A mundane, but serious obstacle to the book’s success, lies in its presentation. It sports a fighter plane with the title Turbulence. It doesn’t place the book on the right mind-shelf. To the superhero genre aficionado, Turbulence is a trifle too close to X-Men. But it is different in two significant ways — A) Western superheroics appeal to the teenager marginalised by big brother. Turbulence’s Indian audience sees itself as belonging to that superclass; B) Western superheroes are freaks while Turbulence superheroes are ‘us’, only amplified.

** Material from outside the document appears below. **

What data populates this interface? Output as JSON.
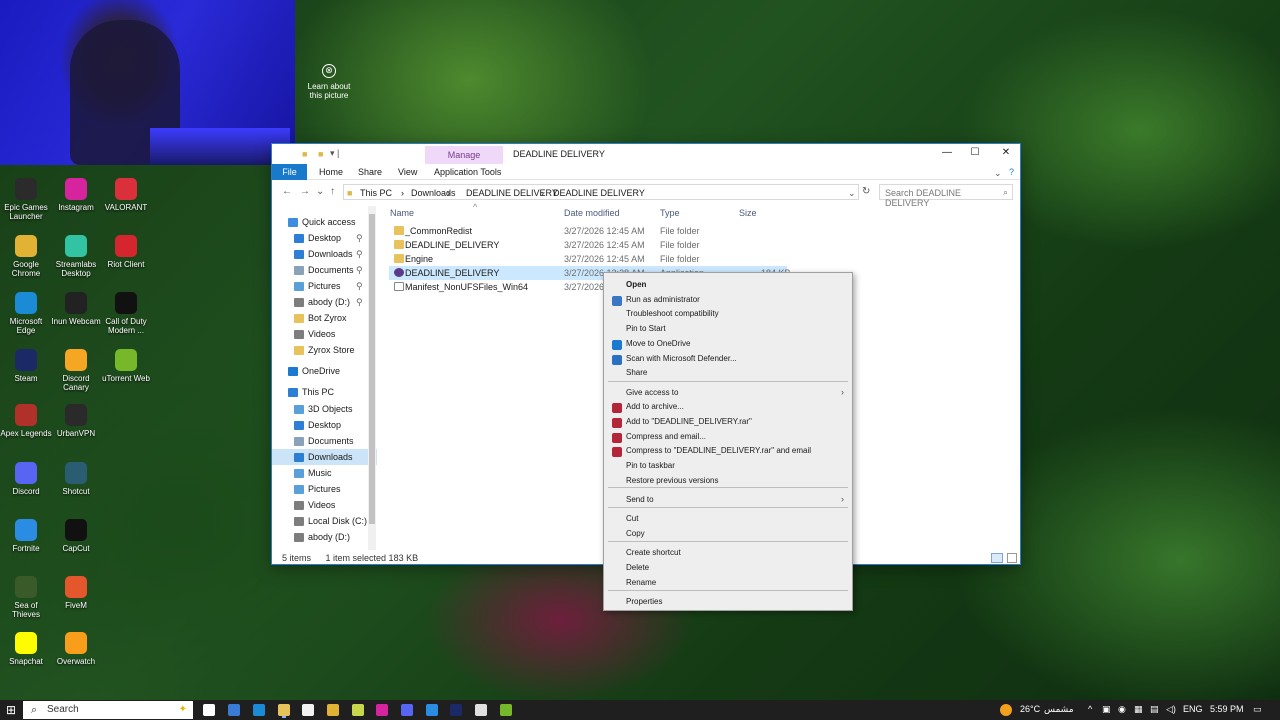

As these vital thematic differences penetrate deeper, a new pantheon, a new code of power, may be born.

Go to Top

Photo Gallery
Indian Air force paratroopers perform maneuvers at Bamhrauli Air station as the Indian Air Force ...

Indian Air force paratroopers perform maneuvers at Bamhrauli Air station as the Indian Air Force ...

Indian Men’s Hockey team celebrates their birth in the final of the Hero Asia Cup 2017 with a...

Indian Men’s Hockey team celebrates their birth in the final of the Hero Asia Cup 2017 with a...

Prime Minister Narendra Modi on the maiden voyage of Ro-Ro Ferry Service between Ghogha and Dahej...

Prime Minister Narendra Modi on the maiden voyage of Ro-Ro Ferry Service between Ghogha and Dahej...

India's Kuldeep Yadav celebrates the wicket of New Zealand batsman Kane Williamson during the...

India's Kuldeep Yadav celebrates the wicket of New Zealand batsman Kane Williamson during the...

External Affairs Minister Sushma Swaraj with Bangladesh Prime Minister Sheikh Hasina at a ...

External Affairs Minister Sushma Swaraj with Bangladesh Prime Minister Sheikh Hasina at a ...

Spain's Garbine Muguruza in action during her group stage match against Latvia's Jelena Ostapenko...

Spain's Garbine Muguruza in action during her group stage match against Latvia's Jelena Ostapenko...

Meng Meng, one of the two giant Chinese panda bears, is seen at the Zoo in Berlin, Germany July 5...

Meng Meng, one of the two giant Chinese panda bears, is seen at the Zoo in Berlin, Germany July 5...

Father Nicolas Maine blesses bikers' helmets during a

Father Nicolas Maine blesses bikers' helmets during a "Blessing of the Bikes" ceremony at Saint...

Arsenal's Sead Kolasinac in action with Everton's Nikola Vlasic during Premier League match at ...

Arsenal's Sead Kolasinac in action with Everton's Nikola Vlasic during Premier League match at ...

A volunteer uses a water hose to fight a wildfire near houses on the outskirts of Obidos...

A volunteer uses a water hose to fight a wildfire near houses on the outskirts of Obidos...

Like us on Facebook

Copyright 2017, The Printers (Mysore) Private Ltd., 75, M.G Road, Post Box 5331, Bengaluru - 560001
Tel: +91 (80) 25880000 Fax No. +91 (80) 25880523
Powered by Yodasoft Technologies Pvt. Ltd.